The Directive lays down norms on 5 tax areas:
Interest limitation rule
Exceeding borrowing costs (i.e. the amount by which the deductible borrowing costs of a taxpayer exceed taxable interest revenues and other economically equivalent taxable revenues that the taxpayer receives according to national law) are deductible in the tax period in which they are incurred only up to 30 percent of the taxpayer's earnings before interest, tax, depreciation and amortisation (EBITDA).
The Directive also sets out certain derogations from the general rule mentioned above, as for example, depending on the value of the exceeding borrowing costs at group level, on whether the taxpayer is part of a consolidated group for financial accounting purposes, for loans which were concluded before 17 June 2016 or used to fund a long-term public infrastructure project, etc.
The possibility of carrying forward / backward the exceeding borrowing costs is left to the discretion of each Member State.
Exit taxation rule

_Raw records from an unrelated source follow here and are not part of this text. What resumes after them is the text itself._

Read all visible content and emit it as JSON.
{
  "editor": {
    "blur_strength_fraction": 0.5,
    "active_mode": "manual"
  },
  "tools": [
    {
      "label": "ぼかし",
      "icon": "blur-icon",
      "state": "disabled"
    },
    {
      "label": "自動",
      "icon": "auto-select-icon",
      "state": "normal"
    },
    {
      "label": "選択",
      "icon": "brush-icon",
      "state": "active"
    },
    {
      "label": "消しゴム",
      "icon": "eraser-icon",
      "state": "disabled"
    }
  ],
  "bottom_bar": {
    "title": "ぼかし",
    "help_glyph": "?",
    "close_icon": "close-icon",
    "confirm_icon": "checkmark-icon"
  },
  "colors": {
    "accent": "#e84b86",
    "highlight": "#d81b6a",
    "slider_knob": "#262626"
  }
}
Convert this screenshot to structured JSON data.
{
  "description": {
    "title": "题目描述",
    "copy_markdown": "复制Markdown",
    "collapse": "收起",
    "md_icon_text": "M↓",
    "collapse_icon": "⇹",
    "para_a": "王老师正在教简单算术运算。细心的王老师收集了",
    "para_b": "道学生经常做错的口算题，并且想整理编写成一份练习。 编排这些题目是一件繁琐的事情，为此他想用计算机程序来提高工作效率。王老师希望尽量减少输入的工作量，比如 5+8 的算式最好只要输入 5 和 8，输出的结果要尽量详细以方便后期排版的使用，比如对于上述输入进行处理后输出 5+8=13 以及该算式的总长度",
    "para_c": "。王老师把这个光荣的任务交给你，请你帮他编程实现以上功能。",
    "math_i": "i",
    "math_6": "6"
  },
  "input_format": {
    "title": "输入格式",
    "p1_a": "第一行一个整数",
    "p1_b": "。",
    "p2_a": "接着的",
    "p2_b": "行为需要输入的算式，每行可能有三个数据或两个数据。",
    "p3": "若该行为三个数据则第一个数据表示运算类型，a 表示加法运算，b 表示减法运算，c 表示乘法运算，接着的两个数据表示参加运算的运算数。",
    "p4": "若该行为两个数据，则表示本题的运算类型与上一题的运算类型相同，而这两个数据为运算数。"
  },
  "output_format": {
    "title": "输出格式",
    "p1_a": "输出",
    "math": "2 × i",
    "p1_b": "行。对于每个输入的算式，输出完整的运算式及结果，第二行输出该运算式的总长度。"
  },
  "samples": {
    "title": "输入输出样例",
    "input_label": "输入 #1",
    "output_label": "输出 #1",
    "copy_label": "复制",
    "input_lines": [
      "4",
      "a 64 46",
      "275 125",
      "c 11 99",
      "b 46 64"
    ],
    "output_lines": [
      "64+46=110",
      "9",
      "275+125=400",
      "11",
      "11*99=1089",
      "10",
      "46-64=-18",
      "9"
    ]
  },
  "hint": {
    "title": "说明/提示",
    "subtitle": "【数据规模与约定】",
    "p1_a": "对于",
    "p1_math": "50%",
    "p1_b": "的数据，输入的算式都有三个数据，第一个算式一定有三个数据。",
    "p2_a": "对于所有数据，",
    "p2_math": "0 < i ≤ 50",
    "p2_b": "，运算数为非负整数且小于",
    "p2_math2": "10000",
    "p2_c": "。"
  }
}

The exit taxation rules included in the Directive provide for the obligation of paying tax (computed on the difference between the market value of the transferred assets, at the time of exit of the assets, and their tax value), in certain situations, such as cross-border transfers of assets, transfer of tax residence, transfer of business. This tax will be due insofar as, further to the respective transfer, the Member State from which the transfer is carried out would no longer have the right to tax the transferred assets.

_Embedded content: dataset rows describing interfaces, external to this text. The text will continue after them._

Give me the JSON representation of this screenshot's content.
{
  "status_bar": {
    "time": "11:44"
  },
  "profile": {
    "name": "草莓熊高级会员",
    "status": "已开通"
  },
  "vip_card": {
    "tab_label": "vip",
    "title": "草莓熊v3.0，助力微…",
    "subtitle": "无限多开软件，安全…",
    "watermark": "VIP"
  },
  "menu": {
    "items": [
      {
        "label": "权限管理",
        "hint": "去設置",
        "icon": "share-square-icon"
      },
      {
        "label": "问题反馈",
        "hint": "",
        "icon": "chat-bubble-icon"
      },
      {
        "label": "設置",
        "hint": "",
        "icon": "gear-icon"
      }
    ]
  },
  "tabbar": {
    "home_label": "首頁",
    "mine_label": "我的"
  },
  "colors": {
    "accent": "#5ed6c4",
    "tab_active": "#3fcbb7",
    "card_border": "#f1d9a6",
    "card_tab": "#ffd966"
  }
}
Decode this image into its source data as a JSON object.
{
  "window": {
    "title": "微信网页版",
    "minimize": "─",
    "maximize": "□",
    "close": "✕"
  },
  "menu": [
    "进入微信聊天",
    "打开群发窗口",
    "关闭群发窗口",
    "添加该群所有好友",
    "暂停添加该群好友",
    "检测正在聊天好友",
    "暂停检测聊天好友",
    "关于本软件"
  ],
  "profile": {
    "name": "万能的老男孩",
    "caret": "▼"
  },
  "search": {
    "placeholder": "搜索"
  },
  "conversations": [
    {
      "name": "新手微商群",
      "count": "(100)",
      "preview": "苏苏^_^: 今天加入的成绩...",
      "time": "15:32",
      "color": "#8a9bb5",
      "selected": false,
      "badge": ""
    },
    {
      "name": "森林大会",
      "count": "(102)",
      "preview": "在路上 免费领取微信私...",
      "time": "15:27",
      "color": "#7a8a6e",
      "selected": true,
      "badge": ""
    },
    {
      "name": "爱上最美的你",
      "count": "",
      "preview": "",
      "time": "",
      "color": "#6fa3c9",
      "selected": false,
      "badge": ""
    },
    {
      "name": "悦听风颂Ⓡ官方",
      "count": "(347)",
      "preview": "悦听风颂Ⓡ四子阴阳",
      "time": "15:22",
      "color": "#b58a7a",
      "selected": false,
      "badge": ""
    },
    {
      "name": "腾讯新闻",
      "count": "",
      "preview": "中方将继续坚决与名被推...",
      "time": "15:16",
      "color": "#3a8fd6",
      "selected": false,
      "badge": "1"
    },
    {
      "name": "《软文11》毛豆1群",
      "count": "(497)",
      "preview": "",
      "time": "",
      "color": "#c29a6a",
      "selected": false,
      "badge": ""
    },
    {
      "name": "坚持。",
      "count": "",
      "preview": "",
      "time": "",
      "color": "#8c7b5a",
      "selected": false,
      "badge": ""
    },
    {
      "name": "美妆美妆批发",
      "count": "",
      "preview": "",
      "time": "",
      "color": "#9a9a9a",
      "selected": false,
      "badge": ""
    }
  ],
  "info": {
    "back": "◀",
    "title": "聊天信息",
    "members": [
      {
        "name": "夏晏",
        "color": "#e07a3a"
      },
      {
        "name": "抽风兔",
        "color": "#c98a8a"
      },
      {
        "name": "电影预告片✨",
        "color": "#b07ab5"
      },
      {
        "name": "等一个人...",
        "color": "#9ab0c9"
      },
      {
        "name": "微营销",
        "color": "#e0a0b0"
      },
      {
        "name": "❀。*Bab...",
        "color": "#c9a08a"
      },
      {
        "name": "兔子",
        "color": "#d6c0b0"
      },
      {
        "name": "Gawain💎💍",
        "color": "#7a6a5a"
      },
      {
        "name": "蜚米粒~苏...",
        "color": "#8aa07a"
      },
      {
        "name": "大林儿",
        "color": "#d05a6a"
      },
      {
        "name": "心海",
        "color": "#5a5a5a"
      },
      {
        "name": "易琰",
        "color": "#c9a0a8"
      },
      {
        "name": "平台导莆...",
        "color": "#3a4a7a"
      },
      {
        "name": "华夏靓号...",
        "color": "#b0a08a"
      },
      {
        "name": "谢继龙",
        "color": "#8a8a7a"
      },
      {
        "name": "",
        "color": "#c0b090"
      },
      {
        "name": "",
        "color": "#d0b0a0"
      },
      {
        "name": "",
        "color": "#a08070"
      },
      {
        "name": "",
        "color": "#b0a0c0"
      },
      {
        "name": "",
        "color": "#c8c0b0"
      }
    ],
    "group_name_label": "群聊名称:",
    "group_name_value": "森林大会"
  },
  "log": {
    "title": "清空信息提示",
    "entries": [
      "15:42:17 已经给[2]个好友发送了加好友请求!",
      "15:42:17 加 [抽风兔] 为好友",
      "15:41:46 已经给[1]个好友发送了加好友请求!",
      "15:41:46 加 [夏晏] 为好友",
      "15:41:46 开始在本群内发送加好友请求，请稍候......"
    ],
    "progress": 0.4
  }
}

Furthermore, the Directive includes the possibility to defer the payment of the exit tax, by paying it in instalments over five years, in certain conditions.
General anti-abuse rule (GAAR)
The Directive provides that, for the purposes of computing the corporate tax liability, the tax authorities of the Member States will not take into consideration an arrangement or a series of arrangements which, having regard to all relevant facts and circumstances, are not genuine and have been put into place for the main purpose or one of the main purposes of obtaining a tax advantage that defeats the object or purpose of the applicable tax law.
Controlled foreign company (CFC) rule
The norms regarding the taxation of CFCs provide for the reattribution to the parent company of the non-distributed income of a controlled foreign subsidiary or permanent establishment which are subject to lower or no taxes. As such, the parent company will become taxable for this income attributed in the Member State in which it is tax resident.
The Directive provides that the Member State of the taxpayer shall include in the tax base:
I. certain categories of non-distributed income, such as dividends, royalties, interest, income from disposal of shares, income from financial leasing, from insurance, banking and other financial activities or income from invoicing companies which add no or little economic value; or
II. the non-distributed income of the entity or permanent establishment arising from non-genuine arrangements which have been put in place for the essential purpose of obtaining a tax advantage.
Treatment of hybrid mismatch arrangements
To neutralise the effects of hybrid mismatch arrangements, the Directive introduces two rules governing the hybrid arrangement, depending on their results:
I. to the extent that a hybrid mismatch results in a double deduction, the deduction shall be given only in the Member State where such payment has its source;
II. to the extent that a hybrid mismatch results in a deduction without inclusion in the tax base, the Member State of the payer shall deny the deduction of such payment.
Member States will have until 31 December 2018 to transpose the Directive into their national laws and regulations, except for the exit taxation rules, for which they will have until 31 December 2019.